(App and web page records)
══════════

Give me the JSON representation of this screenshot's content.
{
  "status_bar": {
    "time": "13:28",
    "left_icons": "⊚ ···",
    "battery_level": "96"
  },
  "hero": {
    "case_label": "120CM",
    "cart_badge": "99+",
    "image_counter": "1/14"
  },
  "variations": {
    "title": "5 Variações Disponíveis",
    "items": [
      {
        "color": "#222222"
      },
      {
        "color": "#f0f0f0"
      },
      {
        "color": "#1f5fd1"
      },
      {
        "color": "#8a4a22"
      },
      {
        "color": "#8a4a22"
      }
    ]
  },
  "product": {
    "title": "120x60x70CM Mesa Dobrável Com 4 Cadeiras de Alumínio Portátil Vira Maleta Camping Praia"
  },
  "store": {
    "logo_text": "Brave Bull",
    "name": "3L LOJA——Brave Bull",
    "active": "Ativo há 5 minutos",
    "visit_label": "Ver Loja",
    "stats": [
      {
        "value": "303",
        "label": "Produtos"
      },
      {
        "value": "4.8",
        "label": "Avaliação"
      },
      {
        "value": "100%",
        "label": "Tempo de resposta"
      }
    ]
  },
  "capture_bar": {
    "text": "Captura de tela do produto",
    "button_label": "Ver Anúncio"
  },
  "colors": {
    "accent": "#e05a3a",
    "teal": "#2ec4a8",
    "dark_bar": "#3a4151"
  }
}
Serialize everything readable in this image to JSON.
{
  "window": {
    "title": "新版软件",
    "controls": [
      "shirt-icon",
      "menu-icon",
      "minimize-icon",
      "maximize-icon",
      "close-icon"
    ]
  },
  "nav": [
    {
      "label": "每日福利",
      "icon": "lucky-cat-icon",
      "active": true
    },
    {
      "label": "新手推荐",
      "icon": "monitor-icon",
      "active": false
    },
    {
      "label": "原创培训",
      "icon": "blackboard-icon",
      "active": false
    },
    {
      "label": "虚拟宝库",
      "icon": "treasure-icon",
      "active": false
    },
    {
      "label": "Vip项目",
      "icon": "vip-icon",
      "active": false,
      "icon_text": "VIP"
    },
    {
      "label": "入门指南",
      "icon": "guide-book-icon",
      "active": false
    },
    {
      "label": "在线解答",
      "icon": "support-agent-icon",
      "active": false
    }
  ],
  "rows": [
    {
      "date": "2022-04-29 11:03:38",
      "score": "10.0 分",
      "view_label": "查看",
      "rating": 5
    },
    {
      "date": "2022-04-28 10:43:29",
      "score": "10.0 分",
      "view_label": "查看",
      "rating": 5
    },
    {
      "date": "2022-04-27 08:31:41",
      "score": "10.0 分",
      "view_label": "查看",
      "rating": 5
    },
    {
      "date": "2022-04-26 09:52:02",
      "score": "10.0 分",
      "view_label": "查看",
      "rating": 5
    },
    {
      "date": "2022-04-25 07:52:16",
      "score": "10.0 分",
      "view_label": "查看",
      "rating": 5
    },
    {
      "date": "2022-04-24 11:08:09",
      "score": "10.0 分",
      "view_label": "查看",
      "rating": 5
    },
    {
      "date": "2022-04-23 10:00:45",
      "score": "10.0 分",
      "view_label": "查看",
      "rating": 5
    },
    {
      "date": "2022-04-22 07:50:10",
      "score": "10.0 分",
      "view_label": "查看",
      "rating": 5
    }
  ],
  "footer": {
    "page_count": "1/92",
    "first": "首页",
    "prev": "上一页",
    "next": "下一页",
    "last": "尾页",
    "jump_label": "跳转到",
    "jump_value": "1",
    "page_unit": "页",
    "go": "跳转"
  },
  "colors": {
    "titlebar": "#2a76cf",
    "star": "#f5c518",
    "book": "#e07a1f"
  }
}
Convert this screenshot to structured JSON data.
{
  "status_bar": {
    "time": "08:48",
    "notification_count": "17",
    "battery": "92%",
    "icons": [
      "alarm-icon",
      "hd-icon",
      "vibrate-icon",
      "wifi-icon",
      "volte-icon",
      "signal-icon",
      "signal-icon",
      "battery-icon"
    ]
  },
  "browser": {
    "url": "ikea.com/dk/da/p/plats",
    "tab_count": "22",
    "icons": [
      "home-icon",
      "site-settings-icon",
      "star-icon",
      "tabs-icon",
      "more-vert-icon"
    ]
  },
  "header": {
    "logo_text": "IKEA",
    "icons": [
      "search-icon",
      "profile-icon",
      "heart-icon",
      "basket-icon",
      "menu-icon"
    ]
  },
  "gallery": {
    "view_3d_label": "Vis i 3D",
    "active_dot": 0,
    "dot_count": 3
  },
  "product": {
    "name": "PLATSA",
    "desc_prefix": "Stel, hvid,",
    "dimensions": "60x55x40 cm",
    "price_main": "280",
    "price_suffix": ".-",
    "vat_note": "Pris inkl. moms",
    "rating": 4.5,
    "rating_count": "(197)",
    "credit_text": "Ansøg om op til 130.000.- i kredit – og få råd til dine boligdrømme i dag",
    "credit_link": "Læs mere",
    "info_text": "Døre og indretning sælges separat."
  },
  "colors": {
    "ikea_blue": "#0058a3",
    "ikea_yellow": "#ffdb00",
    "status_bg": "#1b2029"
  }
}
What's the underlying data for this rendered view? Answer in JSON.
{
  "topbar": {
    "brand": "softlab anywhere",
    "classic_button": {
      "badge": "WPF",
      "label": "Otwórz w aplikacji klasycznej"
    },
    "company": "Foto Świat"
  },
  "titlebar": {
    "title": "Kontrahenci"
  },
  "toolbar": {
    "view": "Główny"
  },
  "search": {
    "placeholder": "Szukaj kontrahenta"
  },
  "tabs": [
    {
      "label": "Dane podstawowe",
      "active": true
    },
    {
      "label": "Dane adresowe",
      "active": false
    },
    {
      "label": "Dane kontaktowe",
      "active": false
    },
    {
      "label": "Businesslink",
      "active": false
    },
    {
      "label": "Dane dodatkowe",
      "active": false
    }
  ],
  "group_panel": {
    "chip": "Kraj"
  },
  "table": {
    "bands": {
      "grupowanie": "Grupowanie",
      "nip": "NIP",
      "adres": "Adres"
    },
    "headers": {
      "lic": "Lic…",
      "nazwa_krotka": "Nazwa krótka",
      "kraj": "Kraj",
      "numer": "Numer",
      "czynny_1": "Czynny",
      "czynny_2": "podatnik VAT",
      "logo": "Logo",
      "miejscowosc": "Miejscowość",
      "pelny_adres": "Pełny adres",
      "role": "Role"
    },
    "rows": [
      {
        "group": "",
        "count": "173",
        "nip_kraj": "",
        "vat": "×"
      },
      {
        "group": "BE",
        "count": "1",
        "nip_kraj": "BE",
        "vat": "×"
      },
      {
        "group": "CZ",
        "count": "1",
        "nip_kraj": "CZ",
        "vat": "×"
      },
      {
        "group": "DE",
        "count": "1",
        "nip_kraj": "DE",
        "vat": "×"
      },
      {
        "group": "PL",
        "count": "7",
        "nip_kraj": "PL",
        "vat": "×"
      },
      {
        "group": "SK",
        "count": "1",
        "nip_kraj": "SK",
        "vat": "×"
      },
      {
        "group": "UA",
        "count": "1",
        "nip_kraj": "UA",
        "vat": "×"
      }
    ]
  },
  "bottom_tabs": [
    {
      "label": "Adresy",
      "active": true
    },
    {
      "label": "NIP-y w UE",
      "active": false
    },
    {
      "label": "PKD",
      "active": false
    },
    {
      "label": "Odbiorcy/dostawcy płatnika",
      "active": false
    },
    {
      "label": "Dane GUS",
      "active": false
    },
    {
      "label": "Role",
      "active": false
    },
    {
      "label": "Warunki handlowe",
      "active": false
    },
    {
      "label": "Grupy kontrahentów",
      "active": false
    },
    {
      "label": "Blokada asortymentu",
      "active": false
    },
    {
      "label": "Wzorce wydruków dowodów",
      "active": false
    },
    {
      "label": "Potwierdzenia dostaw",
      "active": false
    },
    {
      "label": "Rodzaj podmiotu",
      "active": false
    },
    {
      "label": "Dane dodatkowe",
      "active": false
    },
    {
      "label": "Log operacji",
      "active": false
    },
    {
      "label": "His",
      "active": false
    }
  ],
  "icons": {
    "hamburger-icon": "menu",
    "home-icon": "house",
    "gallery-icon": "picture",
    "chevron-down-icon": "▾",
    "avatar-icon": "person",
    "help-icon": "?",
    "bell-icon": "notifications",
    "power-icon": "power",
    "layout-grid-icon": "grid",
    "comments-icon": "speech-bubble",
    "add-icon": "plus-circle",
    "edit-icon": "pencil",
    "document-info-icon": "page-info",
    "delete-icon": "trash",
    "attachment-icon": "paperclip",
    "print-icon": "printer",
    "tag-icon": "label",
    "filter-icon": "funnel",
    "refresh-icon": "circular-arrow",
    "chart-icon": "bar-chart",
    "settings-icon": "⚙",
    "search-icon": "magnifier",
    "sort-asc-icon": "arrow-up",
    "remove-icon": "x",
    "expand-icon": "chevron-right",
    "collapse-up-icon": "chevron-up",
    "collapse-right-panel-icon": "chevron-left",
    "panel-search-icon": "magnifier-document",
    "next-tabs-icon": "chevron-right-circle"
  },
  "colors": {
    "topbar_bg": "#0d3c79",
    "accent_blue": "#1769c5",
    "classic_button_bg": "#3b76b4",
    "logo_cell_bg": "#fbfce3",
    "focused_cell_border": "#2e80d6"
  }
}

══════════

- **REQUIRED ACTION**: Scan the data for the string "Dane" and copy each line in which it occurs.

- **ANSWER BOX**:
      "label": "Dane podstawowe",
      "label": "Dane adresowe",
      "label": "Dane kontaktowe",
      "label": "Dane dodatkowe",
      "label": "Dane GUS",
      "label": "Dane dodatkowe",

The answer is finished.